Task goal:
From the entries, copy out every line in which the word "JSON" is found.

(Items from an interface collection)
---

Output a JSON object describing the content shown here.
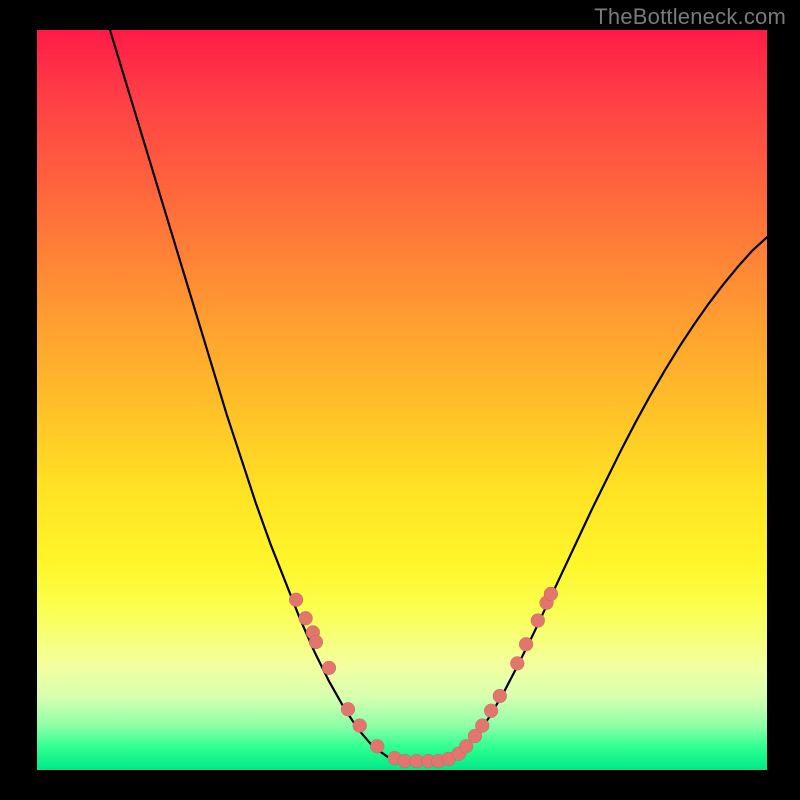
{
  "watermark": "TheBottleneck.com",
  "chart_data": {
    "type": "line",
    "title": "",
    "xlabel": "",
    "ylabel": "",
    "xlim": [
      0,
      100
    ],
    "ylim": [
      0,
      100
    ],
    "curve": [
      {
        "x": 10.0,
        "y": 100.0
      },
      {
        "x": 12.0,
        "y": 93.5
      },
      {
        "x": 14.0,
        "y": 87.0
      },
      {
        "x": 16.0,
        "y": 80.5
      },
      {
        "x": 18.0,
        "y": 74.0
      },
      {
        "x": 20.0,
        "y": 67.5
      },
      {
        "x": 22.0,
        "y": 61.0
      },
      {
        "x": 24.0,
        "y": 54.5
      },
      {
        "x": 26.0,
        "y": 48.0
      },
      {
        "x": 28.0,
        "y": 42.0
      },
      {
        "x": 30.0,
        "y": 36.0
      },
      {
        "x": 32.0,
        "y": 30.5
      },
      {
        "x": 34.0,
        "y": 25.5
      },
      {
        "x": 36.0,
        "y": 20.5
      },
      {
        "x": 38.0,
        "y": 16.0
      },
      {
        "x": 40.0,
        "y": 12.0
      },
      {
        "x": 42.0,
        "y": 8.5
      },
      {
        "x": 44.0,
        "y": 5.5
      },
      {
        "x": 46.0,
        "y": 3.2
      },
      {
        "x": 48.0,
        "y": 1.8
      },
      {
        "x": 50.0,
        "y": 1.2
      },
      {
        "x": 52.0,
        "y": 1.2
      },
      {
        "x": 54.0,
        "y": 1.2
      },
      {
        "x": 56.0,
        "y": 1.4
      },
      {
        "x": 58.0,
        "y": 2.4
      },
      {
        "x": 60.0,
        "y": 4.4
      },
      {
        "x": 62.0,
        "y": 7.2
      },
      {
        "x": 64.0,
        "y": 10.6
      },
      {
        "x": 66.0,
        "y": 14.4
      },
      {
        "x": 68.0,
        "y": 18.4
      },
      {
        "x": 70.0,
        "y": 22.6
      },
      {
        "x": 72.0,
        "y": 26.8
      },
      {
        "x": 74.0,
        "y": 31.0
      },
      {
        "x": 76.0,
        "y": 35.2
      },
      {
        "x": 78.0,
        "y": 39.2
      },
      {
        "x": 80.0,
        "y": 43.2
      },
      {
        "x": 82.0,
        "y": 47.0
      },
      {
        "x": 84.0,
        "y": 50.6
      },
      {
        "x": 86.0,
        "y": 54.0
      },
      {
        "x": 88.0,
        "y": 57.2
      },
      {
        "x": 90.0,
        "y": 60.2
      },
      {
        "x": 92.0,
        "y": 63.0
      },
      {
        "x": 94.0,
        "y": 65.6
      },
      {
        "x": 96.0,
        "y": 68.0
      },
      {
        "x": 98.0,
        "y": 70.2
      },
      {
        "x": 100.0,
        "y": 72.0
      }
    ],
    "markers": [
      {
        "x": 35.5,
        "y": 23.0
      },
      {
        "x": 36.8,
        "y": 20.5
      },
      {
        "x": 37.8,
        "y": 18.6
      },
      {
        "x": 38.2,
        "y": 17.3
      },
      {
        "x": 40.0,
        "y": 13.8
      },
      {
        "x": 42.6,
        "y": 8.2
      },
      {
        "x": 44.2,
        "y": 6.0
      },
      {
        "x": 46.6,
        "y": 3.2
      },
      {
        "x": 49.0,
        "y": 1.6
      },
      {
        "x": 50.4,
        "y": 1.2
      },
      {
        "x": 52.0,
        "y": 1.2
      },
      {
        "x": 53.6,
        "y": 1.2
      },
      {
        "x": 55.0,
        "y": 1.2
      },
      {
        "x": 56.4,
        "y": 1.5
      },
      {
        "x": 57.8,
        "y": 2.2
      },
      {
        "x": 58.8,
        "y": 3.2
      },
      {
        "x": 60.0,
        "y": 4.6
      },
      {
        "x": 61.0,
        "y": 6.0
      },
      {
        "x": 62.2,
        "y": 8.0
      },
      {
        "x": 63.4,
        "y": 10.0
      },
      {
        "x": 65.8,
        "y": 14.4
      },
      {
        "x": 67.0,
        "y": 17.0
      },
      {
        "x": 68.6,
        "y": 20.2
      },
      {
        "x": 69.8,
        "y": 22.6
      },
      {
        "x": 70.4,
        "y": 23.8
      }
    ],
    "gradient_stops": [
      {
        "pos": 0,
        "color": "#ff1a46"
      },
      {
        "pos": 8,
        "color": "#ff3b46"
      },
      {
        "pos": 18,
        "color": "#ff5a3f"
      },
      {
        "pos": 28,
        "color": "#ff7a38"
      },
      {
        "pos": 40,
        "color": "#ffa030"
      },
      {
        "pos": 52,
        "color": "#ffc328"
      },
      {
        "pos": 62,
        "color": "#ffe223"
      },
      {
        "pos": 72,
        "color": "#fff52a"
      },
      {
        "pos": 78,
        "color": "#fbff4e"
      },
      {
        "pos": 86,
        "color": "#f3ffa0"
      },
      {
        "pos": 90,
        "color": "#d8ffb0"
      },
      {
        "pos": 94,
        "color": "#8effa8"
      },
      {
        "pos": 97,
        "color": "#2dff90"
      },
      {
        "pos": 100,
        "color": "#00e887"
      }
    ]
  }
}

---

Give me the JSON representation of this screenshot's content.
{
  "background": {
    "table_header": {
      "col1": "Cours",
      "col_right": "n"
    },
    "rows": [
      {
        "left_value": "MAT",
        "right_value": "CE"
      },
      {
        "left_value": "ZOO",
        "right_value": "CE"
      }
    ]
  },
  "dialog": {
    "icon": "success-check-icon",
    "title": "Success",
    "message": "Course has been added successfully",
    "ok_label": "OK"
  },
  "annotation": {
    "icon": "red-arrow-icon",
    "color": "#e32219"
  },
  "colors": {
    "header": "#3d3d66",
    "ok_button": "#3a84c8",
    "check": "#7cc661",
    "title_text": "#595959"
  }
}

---

Task output:
Output a JSON object describing the content shown here.
Give me the JSON representation of this screenshot's content.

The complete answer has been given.